Before the ACA became law, not every employer was required to cover birth control in the employee health plans they offered. Even when birth control was covered, some methods may have been excluded, or the out-of-pocket costs made them too expensive for some people. As a result, people sometimes had to choose their method based on what they could afford, rather than what was best for them. On average, before the ACA became law, women spent between 30-40% of their total out-of-pocket health costs just on birth control. It wasn’t uncommon to see a price tag as high as $40 per month, even with insurance. That kind of price put birth control out of reach for many people struggling to make ends meet, including many young people.

Since its implementation though there’s evidence that the provision is increasing the ability of women to obtain more effective birth control methods for those who want them. Plus, in a single year, women saved at least $1.4 billion in out-of-pocket costs for birth control pills, thanks to the ACA’s birth control benefit. 

However, new data released by the National Women’s Law Center (NWLC) estimates that currently 62.1 million women have preventative service coverage—nearly 2.2 million fewer women compared to 2020. This marks a 3.4% decrease from last year, which the NWLC attributes to pandemic related job losses. Disparities can be seen in a state-by-state comparison the NWLC compiled, which showed dramatic decreases in New Mexico (19.2%) and Connecticut (12.8%), for example, but minor increases in states like Rhode Island (4.1%) and Mississippi (2.1%). 

Thankfully, other programs such as Medicaid and the Children’s Health Insurance Program (CHIP)—which provide critical coverage of family planning services and supplies—exist and have played a critical role in preventing people from going uninsured. The NWLC notes that these two programs saw a 10.1 million person increase between February 2020 and 2021. 

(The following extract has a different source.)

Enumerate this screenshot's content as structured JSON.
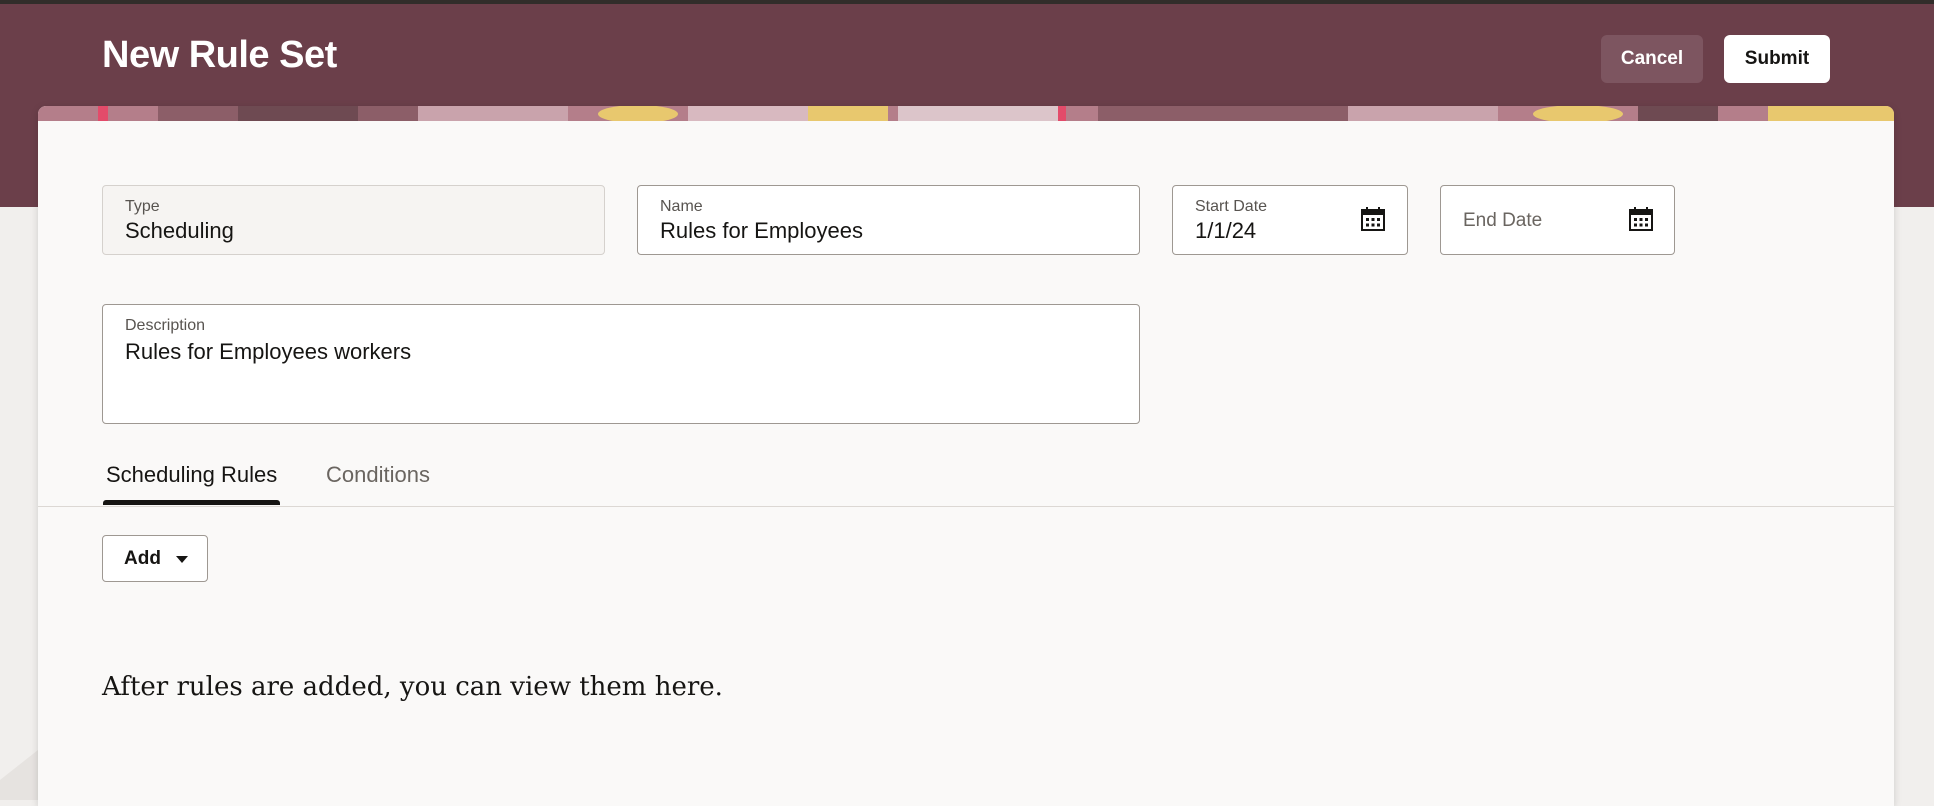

Access to preventive medical services was and is a fundamental tenet of the ACA. As such it is critical to remember that preventive medical services are vital to ensuring women’s health at every stage in their lives and that everyone deserves access to high-quality, evidence-based health care. So, everyone should check their insurance status and encourage friends and family to do the same. January 15 is the final day to get covered through healthcare.gov